>>

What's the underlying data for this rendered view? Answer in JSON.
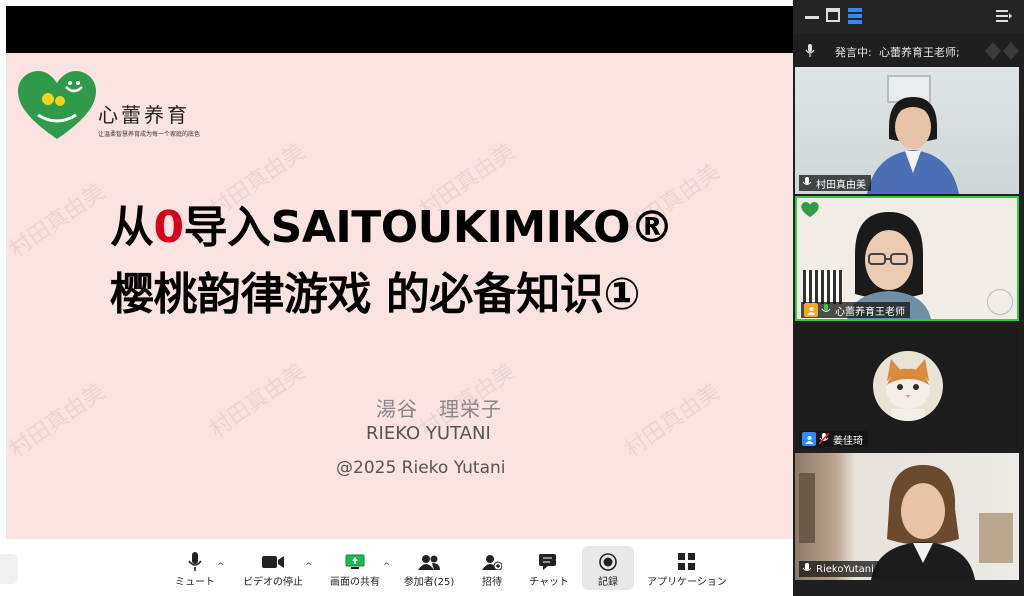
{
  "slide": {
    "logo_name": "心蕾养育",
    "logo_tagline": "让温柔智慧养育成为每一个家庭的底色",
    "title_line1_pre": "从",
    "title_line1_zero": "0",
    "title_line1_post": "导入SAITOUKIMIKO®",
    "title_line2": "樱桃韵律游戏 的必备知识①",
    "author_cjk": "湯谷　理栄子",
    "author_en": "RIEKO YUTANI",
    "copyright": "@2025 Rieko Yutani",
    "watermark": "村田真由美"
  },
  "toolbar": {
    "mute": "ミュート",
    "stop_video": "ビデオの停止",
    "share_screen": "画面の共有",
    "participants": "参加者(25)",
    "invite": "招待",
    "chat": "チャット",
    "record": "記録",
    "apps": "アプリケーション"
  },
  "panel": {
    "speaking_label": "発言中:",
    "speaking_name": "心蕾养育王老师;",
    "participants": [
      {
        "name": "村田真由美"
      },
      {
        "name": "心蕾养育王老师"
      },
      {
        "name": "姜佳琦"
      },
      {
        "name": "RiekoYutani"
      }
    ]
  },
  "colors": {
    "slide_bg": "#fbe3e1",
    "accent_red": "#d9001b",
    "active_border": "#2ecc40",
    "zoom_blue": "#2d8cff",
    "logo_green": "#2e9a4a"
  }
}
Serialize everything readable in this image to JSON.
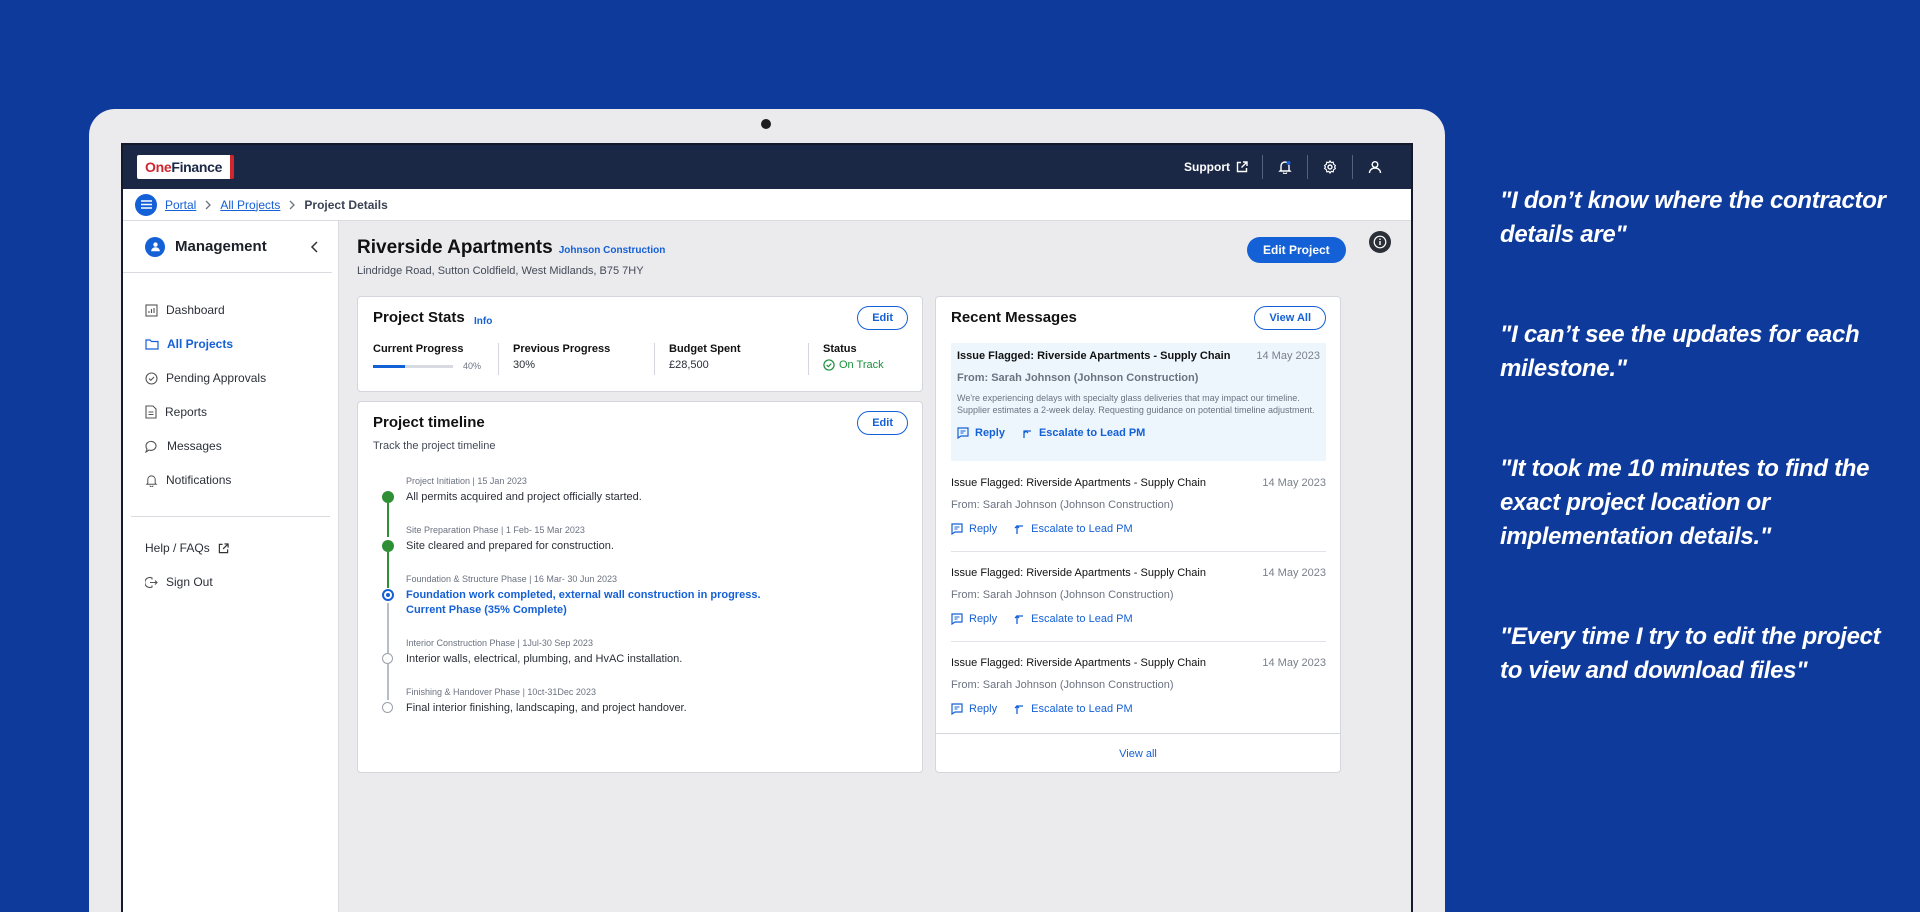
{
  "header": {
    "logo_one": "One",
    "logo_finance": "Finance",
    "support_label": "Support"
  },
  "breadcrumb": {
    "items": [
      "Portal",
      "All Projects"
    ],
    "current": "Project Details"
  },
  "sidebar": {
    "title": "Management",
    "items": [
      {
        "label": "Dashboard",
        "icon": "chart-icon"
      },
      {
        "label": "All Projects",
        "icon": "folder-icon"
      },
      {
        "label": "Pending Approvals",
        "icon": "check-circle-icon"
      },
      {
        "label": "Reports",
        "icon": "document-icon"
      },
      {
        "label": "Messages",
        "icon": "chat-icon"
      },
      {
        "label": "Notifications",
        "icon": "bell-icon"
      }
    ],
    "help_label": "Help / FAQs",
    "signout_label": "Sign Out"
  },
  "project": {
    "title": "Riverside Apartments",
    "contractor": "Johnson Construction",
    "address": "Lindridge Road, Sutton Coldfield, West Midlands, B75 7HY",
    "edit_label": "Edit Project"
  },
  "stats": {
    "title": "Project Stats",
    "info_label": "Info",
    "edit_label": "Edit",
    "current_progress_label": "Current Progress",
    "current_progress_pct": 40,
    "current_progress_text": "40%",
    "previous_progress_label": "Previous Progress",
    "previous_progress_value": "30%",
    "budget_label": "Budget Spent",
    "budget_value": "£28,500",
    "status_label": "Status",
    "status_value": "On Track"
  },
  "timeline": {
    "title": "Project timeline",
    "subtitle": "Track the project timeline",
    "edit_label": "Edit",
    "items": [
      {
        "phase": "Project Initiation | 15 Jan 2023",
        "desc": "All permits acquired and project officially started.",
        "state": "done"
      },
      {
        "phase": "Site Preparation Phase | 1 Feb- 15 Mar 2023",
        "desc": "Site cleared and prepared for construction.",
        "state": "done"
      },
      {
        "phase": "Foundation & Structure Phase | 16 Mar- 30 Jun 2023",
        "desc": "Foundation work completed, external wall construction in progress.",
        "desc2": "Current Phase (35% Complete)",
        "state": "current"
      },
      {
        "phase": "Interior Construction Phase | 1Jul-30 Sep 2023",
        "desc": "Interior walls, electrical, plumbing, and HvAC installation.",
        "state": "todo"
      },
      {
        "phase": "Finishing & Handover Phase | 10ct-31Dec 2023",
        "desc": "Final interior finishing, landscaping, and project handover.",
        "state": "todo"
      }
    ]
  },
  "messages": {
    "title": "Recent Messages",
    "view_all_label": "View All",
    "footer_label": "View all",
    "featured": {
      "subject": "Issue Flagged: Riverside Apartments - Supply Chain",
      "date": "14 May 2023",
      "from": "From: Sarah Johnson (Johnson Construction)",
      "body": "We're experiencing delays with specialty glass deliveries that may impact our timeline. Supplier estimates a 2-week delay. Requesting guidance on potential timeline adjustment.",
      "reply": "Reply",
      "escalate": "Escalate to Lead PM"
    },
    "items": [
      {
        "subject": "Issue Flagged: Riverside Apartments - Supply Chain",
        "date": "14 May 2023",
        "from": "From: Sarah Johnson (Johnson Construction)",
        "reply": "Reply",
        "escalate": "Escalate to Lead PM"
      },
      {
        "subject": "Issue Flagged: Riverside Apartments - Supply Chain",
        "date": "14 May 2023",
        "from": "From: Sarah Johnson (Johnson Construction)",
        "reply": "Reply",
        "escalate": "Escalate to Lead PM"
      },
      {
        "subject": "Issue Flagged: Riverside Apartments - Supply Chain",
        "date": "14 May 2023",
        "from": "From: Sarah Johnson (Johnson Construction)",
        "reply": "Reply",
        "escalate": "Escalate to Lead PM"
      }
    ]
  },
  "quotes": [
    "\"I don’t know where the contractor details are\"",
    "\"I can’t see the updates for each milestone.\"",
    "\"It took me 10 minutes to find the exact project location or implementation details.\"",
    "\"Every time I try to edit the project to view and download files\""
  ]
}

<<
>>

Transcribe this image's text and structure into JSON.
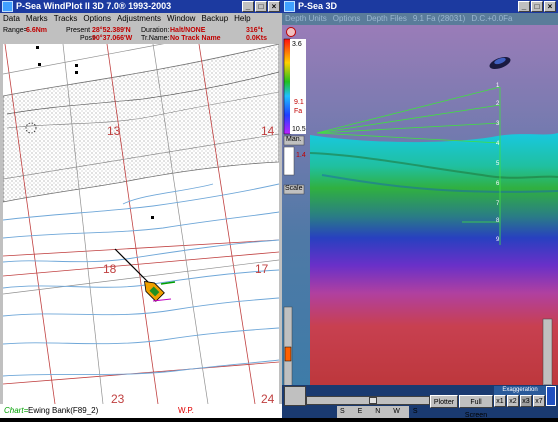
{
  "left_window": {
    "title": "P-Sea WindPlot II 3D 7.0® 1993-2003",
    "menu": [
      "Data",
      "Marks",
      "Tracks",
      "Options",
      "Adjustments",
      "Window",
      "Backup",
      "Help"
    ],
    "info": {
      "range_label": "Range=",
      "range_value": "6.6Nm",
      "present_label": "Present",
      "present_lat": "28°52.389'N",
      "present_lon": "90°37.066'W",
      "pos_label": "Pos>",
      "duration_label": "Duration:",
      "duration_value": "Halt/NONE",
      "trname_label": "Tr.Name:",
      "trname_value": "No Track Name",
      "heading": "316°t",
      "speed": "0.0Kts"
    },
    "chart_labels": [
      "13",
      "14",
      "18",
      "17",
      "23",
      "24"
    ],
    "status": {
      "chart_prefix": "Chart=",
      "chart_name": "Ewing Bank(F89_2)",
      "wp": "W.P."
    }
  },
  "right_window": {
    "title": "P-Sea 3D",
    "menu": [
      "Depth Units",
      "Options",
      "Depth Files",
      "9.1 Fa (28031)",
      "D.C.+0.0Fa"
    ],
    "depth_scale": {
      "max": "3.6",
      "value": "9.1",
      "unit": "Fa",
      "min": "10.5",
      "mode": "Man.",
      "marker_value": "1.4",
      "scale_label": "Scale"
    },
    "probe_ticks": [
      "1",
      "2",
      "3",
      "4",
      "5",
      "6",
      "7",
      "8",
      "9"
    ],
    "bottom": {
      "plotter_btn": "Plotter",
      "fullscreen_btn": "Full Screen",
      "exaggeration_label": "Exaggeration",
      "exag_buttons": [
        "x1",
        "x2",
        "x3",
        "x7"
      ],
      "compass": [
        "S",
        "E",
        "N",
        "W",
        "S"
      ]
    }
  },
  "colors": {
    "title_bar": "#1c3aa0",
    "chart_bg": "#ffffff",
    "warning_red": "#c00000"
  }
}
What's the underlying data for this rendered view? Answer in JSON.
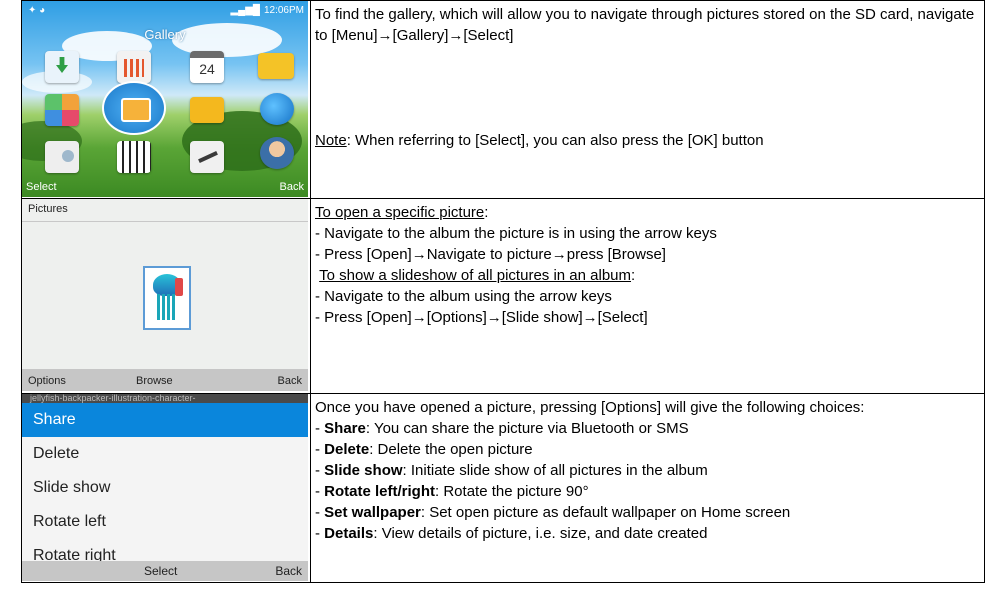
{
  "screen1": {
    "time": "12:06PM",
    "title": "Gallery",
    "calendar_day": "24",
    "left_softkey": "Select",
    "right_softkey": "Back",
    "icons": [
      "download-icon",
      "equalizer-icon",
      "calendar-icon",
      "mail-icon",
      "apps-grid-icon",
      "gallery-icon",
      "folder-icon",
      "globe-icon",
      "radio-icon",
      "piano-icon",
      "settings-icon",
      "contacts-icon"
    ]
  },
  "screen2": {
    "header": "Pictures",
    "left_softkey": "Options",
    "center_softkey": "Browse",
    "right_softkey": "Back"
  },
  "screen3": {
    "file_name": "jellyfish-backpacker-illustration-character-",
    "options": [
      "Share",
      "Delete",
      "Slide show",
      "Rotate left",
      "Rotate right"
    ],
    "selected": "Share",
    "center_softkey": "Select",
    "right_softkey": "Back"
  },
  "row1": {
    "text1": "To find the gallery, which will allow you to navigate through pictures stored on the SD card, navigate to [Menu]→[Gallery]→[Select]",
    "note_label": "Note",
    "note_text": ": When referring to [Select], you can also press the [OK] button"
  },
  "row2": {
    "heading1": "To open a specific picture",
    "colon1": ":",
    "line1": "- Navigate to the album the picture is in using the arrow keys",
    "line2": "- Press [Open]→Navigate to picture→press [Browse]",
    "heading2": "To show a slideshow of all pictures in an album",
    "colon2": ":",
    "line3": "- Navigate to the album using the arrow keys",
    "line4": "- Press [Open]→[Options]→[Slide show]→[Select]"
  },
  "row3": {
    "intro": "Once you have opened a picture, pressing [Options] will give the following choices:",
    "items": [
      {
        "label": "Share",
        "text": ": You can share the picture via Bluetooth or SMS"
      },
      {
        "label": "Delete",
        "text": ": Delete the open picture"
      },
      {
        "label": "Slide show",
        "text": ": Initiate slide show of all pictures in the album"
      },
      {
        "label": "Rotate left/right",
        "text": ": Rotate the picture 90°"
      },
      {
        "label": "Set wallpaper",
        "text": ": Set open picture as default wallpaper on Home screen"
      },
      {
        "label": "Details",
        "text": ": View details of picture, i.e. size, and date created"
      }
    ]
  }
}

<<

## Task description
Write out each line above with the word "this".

## Your solution
What's the underlying data for this rendered view? Answer in JSON.
Serialize everything readable in this image to JSON.
Transcribe this image's text and structure into JSON.
What's the underlying data for this rendered view? Answer in JSON.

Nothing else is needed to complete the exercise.